Unobserved heterogeneity (“frailty”) was controlled for by estimating the models using a Gamma specification . To check robustness, the same assessment was conducted with Log-Normal and Weibull AFT models.
The multivariate Log-Logistic model was theoretically based and we used known risk factors for increased mortality among drug users. These factors were age, sex work, length of injecting career, injection frequency, combination of heroin and prescription drugs in injections and alcohol use [9, 12, 13, 17, 18, 27, 48–50].
Almost all participants (90%) had injected daily or almost daily and therefore there was not enough variation in frequency of use to include this variable in the regression analyses. Since we adjusted for the combination of prescription drugs in heroin injections, we could not use “Any use of prescription drugs” or “heroin use” as separate variables.
There were no reports of income from sex work from men, while 21 of the 44 women did. Therefore sex work was only included as an independent variable in Model 3, where females were analysed separately from males. In model 4, males were analysed separately, excluding sex work from the model. It was not possible to control for frailty in model 3 and 4, which was most likely due to a small sample size.

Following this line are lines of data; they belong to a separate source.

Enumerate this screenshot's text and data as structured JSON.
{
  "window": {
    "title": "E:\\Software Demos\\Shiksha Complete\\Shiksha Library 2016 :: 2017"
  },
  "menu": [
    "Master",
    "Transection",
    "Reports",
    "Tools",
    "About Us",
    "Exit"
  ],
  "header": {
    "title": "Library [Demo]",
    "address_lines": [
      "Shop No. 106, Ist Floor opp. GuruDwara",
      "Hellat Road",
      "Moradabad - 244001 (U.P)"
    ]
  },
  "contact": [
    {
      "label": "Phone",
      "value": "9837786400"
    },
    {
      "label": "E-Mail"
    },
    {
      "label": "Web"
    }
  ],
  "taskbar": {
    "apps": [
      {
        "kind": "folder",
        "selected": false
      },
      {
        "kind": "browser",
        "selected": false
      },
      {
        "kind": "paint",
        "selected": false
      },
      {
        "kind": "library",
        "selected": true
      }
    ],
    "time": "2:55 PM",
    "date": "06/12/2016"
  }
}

In the second survival analysis, time-at-risk was the period between 1.1.1998 and 31.12.2004. “Total years in OST” was used as the variable for substitution treatment. “Total years in prison” was used as the variable for incarceration. “Prison release” was included in the model as a time-dependent covariate. Since data on imprisonment and prison release was available from 1.1.1997, data was left censored (imprisonment dates before 1.1.1998 were omitted from the analyses). Incomplete spells from 31.12.2004 were right censored. Data had to be split into incarceration episodes. Due to the organisation of data, it was not possible to use the Log-Logistic model. However, in this limited time model the proportionality assumption was satisfied also for gender. The proportionality assumptions were tested using Schoenfeld residuals, and scaled Schoenfeld residuals . A Cox regression survival model could therefore be applied and hazard ratios (HR) and 95% CI were reported.
Four models were assessed. Model 1 comprised of “total years in OST”, “total years in prison” and “prison release”, to measure the effect on mortality without the other variables. “Prison release” was the risk up until three weeks after release. In model 2, the original variables were added to the analyses. In model 3, women were analysed separately and in model 4, men were analysed separately. It was not possible to assess for unshared frailty (unobserved heterogeneity) in Cox regression analyses  and consequently this was not assessed.
The differences in baseline characteristics between the women who reported income from sex work and those who did not, were assessed in post-hoc analysis. The reason for the post-hoc analysis was that sex work significantly decreased survival time in the Log-Logistic analyses and we wanted to determine possible reasons for this. One hypothesis was that high income from sex work allowed these women to consume more drugs and thereby shortening their survival time. To explore this further, we compared the women who reported income from sex work to women who did not. Fisher’s Exact Test was used. For the continuous variables of “total monthly income”, “number of prescription drugs used yesterday”, “amount of heroin per injection”, “number of days used heroin in the past month” and “total amount of heroin used in the past month” a two-sample t-test with equal variances was used.
For all analyses, the significance level was set at 5% level, unless otherwise stated in the text.
This study was approved by the Norwegian Medical Ethics committee, the Norwegian Data Inspectorate and the Norwegian Board of Health Supervision.